Eating Less Salt Could Mean Fewer Midnight Bathroom Trips


There are few things more annoying than waking up in the middle of the night to use the bathroom. What’s even more frustrating is making multiple nightly trips to urinate. This is called nocturia, a condition that causes people, typically 60 years of age or older, to take several trips to the bathroom during the night.

Researchers from Nagasaki University in Japan now believe that those late-night frequent bathroom trips might be due to a high intake of sodium. They presented their findings at the European Association of Urology Congress conference in London.

Credit: Karyn Christner/Flickr, CC BY 2.0

Night-time urination is a real problem for many people, especially as they get older,” said Matsuo Tomohiro, leader of the scientific team at Nagasaki University. “This work holds out the possibility that a simple dietary modification might significantly improve the quality of life for many people.”

While Americans get some of their daily sodium intake at the dinner table, as they shake extra salt on their meals, the majority comes from prepackaged and processed foods.

Those types of foods, along with meals from restaurants, account for 75 percent of the daily sodium intake in the American diet, according to the Centers for Disease Control and Prevention (CDC).

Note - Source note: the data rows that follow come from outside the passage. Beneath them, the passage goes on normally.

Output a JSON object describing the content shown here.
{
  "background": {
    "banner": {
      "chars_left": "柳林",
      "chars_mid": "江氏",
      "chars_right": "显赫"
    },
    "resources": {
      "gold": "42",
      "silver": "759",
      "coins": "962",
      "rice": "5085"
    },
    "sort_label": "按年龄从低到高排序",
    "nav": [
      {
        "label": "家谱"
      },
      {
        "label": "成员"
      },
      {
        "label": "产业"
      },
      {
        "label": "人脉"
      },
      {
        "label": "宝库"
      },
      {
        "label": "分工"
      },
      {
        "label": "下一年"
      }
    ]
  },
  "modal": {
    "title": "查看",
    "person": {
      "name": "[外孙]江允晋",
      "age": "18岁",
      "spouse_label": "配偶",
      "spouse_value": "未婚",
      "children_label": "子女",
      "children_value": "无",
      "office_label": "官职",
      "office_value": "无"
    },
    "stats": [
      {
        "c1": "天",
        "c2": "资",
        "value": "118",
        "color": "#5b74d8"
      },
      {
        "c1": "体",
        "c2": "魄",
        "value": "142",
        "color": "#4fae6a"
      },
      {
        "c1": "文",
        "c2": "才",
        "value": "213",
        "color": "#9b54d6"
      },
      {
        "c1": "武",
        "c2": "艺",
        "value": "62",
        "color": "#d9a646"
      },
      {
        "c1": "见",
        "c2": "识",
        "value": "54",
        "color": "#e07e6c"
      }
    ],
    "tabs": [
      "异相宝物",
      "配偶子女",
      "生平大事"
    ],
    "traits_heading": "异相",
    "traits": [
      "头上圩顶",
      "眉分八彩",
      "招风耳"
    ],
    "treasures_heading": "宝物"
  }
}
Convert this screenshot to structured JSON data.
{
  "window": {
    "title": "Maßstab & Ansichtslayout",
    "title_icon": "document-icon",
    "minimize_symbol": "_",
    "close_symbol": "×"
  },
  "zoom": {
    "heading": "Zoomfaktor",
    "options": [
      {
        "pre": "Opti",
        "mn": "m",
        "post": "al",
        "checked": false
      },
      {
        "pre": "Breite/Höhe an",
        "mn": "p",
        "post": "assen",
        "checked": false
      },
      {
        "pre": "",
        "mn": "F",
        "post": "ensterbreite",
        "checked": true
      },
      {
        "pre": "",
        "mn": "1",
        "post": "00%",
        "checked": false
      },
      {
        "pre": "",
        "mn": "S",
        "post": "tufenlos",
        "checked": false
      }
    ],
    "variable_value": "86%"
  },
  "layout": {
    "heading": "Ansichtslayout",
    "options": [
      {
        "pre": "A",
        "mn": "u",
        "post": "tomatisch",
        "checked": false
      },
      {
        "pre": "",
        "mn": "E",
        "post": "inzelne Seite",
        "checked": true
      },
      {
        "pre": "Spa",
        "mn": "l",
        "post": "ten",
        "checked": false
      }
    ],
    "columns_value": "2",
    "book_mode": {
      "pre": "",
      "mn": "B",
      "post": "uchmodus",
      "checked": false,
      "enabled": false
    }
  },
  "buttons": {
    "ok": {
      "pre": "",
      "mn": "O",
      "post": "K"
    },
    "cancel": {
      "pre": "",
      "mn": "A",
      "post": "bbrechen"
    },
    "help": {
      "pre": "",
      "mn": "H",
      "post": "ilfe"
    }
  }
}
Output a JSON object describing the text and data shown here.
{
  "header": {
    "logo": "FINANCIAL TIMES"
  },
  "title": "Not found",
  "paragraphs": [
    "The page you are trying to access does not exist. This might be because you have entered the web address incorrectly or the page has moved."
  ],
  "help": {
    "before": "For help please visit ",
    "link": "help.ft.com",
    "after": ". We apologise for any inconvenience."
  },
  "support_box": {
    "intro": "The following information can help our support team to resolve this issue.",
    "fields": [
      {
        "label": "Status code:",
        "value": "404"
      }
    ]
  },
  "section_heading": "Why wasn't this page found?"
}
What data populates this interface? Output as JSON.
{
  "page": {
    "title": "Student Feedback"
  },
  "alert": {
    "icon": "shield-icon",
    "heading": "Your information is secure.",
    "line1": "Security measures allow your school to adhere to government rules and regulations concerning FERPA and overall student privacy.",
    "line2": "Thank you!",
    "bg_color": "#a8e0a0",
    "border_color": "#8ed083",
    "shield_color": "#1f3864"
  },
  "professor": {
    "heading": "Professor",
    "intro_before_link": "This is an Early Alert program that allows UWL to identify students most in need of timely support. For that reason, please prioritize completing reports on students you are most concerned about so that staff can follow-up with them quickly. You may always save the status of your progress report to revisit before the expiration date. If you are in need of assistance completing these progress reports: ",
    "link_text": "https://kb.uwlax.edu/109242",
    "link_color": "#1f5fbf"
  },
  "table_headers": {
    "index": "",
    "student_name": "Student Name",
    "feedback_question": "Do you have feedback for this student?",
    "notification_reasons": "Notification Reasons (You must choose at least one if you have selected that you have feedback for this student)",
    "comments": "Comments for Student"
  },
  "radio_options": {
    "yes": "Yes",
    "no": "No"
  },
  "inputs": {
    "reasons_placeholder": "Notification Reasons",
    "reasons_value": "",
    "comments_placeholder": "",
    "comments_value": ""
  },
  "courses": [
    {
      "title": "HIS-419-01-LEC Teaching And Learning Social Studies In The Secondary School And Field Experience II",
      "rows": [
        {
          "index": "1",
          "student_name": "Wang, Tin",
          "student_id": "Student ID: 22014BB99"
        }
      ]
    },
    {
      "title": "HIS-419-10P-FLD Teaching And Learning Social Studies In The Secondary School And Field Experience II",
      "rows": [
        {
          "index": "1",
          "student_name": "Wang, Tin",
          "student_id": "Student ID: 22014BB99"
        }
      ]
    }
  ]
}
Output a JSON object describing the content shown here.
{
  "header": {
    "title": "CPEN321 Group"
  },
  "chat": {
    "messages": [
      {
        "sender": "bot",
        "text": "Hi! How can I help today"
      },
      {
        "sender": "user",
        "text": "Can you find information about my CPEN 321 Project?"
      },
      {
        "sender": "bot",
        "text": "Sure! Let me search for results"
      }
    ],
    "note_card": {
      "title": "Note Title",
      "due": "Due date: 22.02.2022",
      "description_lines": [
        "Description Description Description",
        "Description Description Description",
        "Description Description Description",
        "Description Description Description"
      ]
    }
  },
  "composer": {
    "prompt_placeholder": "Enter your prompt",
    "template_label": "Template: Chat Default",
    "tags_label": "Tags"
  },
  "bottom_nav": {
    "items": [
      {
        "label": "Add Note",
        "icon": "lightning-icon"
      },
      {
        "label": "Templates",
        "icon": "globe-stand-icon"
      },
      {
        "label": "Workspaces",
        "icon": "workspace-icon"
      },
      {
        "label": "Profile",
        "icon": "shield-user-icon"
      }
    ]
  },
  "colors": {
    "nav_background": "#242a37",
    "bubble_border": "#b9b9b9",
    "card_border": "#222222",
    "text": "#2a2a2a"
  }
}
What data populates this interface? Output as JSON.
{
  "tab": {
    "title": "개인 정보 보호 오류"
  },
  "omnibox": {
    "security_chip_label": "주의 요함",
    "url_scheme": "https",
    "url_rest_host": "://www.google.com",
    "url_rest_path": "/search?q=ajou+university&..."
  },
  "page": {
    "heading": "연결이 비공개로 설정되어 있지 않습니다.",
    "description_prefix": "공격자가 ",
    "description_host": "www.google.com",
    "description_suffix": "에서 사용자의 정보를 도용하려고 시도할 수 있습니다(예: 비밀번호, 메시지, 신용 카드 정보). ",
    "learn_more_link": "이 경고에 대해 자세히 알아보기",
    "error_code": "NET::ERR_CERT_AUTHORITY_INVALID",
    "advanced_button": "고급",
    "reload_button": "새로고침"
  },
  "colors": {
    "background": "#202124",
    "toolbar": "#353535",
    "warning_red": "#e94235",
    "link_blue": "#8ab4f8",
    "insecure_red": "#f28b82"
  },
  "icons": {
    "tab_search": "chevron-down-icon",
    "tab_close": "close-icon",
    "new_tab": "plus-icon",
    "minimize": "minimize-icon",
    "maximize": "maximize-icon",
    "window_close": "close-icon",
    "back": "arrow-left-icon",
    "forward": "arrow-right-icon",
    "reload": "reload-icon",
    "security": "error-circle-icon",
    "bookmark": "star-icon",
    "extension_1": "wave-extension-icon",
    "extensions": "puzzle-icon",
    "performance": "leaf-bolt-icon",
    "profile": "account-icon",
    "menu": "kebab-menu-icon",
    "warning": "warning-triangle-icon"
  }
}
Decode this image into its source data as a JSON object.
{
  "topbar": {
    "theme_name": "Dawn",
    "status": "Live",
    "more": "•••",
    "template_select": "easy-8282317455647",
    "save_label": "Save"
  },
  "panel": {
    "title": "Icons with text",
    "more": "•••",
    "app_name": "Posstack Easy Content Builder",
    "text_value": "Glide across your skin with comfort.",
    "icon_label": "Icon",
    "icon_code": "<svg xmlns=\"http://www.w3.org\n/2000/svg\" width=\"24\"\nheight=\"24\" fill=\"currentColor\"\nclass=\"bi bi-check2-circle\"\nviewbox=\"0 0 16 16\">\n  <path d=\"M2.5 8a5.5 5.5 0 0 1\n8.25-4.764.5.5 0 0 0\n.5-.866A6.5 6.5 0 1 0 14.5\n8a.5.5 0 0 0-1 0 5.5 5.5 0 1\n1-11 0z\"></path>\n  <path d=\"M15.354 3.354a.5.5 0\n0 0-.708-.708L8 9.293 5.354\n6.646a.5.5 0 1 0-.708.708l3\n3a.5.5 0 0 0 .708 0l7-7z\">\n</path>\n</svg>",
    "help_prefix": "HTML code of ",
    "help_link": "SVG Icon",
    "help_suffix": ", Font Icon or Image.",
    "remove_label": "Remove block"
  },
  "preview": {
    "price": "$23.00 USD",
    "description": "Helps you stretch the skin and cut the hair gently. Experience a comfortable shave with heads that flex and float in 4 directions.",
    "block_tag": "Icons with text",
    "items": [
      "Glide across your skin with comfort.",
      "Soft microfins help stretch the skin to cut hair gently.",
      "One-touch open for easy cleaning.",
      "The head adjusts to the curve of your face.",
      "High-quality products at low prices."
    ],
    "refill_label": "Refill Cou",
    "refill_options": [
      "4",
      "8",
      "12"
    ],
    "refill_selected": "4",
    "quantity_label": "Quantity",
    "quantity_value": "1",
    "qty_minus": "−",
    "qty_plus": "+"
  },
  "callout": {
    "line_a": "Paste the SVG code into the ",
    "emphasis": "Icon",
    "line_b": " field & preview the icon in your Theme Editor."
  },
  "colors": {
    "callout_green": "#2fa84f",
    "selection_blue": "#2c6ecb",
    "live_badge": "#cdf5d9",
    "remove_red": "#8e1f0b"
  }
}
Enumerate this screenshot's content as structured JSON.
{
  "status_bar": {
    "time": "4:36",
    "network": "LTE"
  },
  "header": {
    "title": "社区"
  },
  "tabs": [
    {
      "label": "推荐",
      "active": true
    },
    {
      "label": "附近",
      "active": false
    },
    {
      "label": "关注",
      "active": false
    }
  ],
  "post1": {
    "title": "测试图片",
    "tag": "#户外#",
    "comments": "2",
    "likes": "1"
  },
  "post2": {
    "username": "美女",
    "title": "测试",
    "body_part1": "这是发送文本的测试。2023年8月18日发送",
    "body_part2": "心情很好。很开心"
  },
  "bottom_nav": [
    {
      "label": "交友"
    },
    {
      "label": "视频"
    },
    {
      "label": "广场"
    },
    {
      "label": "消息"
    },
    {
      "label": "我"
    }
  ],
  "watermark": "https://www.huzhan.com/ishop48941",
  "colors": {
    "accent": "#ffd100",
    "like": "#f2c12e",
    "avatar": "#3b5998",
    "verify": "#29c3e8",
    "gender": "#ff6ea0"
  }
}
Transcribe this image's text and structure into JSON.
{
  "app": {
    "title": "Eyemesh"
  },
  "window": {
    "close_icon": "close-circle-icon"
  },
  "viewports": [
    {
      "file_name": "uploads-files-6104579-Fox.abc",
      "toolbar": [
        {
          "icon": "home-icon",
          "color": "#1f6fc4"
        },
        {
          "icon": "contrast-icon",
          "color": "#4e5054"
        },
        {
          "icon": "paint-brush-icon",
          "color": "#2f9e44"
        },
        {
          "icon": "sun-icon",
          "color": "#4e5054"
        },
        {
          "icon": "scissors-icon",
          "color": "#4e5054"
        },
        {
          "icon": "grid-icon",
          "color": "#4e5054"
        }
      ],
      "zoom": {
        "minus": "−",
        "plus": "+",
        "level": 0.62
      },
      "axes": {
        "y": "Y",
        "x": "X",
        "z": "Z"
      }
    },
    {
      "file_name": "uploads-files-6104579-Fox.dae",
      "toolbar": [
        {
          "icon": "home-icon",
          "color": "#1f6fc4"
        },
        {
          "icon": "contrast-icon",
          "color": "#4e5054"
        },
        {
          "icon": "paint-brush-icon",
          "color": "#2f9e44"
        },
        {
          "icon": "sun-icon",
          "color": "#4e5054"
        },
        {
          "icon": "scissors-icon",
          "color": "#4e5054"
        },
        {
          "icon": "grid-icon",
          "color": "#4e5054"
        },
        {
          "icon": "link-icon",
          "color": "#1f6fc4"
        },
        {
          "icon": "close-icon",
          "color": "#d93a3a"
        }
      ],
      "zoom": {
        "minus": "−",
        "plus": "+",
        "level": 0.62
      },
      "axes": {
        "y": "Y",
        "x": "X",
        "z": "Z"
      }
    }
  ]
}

Government statistics show that the average American consumes more than 3,400 milligrams (mg) of sodium each day. The recommended amount is 2,300 mg.

Related: When You Eat May Be as Important as What You Eat

Nocturia not only disrupts a good night’s sleep — which can cause sleep-related conditions like sleep apnea — but also could signal other underlying health problems such as diabetes or cardiovascular disease.

The researchers studied 300 volunteers who all previously reported high salt intake and sleep-related problems. They asked 200 participants to reduce their daily sodium consumption, while the other 100 volunteers were asked to increase their salt intake at night. Both groups were monitored for three months.

The first group of volunteers reported a decrease in the frequency of their nightly bathroom trips, dropping from 2.3 times a night to just 1.4. Their reduced sodium intake also decreased the amount of times they urinated during the day. These participants reported that their overall quality of life improved as well.

The second group of volunteers said that after consuming more salt at night, their bathroom trips to urinate increased from 2.3 to 2.7 times nightly.

Related: Prebiotics May Improve Sleep and Relieve Stress, Study Says

However, many experts say the cause of nocturia goes further than just sodium consumption. Professor Marcus Drake, a nocturia expert from the University of Bristol in the United Kingdom, explained to the BBC that doctors typically first focus on the amount of water patients drank before going to to bed, as well as bladder and prostate problems for men.

“Here we have a useful study showing how we need to consider all influences to get the best chance of improving the symptom,” Drake said.

This is the first study to link high sodium intake with nocturia, and additional research is still required to verify these findings.